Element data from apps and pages
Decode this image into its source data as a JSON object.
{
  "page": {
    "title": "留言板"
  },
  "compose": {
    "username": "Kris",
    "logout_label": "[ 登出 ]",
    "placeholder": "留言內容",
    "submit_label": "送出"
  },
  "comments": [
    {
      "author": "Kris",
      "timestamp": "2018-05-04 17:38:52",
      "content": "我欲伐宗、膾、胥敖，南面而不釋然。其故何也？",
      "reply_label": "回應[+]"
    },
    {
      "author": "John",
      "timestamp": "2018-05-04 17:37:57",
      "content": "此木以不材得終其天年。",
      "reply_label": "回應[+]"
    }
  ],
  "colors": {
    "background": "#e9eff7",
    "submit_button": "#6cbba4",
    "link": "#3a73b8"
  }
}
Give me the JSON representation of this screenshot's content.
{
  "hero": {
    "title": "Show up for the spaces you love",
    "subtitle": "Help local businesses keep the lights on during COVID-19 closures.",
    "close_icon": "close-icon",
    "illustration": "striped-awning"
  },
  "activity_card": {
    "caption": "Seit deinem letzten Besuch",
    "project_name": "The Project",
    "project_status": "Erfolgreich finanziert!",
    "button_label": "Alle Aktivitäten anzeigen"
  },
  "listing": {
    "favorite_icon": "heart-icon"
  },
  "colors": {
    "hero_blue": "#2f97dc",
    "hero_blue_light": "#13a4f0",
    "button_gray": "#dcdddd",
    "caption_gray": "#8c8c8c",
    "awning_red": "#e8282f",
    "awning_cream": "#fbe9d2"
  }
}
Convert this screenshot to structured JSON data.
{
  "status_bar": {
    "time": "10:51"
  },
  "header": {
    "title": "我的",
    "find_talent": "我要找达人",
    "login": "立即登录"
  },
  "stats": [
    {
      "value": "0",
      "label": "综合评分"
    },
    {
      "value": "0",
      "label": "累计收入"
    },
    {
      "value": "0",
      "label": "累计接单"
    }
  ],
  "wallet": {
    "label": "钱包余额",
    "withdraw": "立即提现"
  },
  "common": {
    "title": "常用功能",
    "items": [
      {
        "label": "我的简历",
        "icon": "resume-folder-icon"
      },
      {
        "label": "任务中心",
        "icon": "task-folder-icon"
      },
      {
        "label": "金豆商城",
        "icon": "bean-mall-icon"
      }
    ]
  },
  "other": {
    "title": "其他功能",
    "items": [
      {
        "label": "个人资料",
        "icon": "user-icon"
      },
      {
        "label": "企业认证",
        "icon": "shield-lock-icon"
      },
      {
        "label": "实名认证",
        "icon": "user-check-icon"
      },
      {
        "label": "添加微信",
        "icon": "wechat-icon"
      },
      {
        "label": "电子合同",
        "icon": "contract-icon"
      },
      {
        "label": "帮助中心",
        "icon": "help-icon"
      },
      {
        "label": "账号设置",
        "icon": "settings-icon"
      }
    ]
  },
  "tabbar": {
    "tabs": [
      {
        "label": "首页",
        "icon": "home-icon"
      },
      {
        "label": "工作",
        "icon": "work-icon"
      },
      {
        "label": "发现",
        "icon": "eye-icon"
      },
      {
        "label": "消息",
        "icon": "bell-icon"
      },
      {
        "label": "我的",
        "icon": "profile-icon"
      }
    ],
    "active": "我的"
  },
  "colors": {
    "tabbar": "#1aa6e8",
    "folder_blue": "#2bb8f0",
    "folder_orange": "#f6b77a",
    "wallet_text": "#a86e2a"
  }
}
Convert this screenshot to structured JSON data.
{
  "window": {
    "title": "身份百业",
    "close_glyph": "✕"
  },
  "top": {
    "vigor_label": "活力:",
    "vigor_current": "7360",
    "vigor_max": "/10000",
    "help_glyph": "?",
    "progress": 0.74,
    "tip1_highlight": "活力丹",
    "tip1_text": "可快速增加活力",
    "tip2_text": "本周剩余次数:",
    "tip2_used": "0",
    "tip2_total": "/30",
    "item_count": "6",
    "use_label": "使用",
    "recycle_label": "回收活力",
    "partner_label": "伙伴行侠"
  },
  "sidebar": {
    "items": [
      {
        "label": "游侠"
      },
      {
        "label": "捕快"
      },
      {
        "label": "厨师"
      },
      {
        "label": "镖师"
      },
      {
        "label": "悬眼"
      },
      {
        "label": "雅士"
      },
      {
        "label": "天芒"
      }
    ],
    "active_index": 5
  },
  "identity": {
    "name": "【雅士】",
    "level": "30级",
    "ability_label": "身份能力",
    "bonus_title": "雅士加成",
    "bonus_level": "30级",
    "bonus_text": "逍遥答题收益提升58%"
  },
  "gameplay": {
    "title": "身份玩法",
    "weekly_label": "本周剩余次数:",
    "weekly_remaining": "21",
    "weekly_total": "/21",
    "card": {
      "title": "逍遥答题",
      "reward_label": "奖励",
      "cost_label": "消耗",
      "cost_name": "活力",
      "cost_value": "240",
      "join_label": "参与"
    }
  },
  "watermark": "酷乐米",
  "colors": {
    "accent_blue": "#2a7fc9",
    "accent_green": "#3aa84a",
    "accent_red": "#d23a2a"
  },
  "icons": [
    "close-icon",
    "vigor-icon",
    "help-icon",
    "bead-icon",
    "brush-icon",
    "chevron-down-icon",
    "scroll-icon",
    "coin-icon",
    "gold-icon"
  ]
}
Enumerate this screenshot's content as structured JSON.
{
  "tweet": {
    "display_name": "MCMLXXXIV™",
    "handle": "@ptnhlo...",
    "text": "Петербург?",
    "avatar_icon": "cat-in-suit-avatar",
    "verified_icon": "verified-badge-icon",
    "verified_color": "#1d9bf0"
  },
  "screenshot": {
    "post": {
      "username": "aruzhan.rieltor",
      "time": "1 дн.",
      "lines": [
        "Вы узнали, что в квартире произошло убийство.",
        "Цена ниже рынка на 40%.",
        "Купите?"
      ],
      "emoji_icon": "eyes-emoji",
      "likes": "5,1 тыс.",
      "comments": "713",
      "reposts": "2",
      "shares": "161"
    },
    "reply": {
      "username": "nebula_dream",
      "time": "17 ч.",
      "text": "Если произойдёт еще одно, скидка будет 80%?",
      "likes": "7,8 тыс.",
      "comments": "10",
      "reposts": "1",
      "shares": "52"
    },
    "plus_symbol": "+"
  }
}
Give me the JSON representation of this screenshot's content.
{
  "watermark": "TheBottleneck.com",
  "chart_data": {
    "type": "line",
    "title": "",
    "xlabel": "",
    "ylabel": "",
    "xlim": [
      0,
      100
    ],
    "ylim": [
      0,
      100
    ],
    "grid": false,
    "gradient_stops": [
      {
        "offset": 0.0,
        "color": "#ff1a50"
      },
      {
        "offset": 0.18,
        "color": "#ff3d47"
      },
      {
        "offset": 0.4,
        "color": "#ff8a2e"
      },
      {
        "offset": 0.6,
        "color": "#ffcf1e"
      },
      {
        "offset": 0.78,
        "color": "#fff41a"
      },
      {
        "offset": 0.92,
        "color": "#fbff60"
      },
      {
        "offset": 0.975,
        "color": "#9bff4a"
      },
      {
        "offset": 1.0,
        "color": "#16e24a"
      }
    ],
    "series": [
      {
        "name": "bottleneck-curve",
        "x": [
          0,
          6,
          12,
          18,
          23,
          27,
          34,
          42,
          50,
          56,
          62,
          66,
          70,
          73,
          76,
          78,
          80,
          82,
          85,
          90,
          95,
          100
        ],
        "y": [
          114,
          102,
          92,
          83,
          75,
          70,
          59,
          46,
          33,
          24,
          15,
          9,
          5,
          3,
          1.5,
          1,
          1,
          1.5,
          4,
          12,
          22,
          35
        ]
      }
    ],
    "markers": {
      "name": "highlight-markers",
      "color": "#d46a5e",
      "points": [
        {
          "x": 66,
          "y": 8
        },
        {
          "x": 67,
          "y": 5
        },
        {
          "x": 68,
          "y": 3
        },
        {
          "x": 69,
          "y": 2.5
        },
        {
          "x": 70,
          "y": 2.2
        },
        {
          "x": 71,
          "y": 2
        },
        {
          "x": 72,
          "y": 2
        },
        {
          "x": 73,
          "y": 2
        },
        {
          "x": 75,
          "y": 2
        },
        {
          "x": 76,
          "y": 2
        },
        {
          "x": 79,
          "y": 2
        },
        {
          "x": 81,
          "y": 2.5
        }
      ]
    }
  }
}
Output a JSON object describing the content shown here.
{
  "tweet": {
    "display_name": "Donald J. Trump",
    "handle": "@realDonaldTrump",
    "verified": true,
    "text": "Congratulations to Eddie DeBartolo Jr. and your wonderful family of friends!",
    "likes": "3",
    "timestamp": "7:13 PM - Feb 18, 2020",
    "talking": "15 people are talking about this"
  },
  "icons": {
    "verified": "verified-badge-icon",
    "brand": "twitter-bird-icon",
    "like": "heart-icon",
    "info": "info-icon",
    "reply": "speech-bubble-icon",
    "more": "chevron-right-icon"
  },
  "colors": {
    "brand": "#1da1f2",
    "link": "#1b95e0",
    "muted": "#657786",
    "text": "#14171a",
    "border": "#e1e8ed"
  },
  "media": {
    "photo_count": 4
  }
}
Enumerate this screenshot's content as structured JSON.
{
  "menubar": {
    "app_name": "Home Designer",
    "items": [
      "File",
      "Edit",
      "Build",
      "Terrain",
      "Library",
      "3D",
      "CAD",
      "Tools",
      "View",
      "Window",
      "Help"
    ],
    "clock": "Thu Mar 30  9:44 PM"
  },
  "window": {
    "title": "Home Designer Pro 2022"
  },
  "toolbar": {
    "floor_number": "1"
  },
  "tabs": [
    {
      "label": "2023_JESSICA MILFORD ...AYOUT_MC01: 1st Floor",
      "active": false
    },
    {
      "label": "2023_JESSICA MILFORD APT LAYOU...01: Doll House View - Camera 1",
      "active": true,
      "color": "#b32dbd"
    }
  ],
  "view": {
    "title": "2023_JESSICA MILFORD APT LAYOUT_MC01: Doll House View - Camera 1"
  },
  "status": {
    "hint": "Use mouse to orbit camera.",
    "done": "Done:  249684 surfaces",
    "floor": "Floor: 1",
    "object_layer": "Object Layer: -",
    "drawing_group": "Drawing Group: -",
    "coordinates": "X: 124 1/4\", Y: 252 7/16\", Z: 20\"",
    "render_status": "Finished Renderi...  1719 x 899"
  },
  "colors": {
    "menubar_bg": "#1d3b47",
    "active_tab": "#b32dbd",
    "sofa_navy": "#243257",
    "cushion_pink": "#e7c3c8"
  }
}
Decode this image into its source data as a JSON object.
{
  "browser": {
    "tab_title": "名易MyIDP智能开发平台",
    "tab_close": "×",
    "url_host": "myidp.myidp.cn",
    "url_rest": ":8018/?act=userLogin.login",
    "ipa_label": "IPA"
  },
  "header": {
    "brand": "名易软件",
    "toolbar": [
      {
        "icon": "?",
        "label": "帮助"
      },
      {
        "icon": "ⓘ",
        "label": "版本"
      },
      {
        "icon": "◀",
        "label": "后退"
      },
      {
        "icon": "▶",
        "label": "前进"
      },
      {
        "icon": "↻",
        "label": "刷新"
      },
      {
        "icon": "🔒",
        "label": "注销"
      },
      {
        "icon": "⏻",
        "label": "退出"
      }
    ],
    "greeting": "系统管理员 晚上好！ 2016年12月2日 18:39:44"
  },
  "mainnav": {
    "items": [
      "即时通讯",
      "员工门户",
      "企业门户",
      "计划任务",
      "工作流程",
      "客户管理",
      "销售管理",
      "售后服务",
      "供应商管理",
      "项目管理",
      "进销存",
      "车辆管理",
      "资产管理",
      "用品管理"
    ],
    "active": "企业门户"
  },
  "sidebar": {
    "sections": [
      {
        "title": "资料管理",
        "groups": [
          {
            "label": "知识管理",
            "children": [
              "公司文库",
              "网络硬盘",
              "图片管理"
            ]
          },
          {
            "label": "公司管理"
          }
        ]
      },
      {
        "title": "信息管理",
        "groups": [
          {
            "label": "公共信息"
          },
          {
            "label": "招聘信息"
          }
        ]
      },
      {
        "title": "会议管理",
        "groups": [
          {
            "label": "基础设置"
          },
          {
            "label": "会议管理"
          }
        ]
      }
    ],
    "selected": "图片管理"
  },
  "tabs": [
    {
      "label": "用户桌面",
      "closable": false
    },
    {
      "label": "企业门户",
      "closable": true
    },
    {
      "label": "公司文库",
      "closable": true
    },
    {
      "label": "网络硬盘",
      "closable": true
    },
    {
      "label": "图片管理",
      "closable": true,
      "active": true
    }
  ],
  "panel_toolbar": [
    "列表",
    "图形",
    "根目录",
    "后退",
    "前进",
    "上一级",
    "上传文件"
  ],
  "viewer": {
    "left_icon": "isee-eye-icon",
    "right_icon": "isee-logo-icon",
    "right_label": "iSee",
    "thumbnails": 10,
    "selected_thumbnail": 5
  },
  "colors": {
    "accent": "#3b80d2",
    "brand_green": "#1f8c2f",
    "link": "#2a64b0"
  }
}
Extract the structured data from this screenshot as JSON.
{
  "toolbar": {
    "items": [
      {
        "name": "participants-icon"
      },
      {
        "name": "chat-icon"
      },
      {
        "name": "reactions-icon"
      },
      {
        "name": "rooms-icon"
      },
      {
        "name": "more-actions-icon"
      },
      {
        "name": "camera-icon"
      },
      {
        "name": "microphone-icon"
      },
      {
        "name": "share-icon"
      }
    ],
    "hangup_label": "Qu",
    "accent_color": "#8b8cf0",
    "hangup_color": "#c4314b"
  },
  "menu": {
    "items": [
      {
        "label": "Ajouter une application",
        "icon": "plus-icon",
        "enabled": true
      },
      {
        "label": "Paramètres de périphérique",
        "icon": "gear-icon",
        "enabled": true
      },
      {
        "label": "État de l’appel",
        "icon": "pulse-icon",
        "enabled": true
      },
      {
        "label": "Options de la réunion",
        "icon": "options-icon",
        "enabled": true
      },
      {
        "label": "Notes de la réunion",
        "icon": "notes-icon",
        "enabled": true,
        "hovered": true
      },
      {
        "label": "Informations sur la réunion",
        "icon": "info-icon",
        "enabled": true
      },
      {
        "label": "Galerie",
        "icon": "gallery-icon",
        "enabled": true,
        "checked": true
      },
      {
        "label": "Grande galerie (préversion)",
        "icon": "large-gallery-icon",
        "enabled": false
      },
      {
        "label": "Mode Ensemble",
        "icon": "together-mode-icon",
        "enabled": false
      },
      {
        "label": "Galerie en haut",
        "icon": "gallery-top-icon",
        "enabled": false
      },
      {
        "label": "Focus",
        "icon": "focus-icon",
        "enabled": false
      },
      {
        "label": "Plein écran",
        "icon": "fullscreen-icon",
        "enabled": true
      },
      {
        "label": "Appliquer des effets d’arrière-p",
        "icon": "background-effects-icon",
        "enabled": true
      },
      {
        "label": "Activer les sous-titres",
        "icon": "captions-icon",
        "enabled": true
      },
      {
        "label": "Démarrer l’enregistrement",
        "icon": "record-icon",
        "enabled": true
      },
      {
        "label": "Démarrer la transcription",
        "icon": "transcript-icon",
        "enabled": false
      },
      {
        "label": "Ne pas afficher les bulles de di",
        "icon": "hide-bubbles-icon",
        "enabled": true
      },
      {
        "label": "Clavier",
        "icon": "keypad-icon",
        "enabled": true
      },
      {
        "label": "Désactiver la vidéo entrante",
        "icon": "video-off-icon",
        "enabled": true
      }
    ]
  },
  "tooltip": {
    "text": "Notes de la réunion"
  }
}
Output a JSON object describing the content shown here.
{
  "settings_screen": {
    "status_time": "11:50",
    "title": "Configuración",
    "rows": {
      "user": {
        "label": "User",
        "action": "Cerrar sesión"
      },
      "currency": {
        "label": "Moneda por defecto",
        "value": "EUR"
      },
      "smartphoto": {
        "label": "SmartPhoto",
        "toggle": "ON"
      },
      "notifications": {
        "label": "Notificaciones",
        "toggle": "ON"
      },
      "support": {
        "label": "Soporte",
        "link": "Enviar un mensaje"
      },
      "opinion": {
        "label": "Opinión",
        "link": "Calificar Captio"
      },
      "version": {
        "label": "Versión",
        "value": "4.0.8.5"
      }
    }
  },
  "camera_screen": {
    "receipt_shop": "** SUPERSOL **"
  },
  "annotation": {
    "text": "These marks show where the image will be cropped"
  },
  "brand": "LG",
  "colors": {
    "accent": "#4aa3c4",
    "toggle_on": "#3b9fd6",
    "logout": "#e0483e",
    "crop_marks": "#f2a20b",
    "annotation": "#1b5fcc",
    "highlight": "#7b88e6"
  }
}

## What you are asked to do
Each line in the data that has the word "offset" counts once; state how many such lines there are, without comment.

## Result of the exercise
8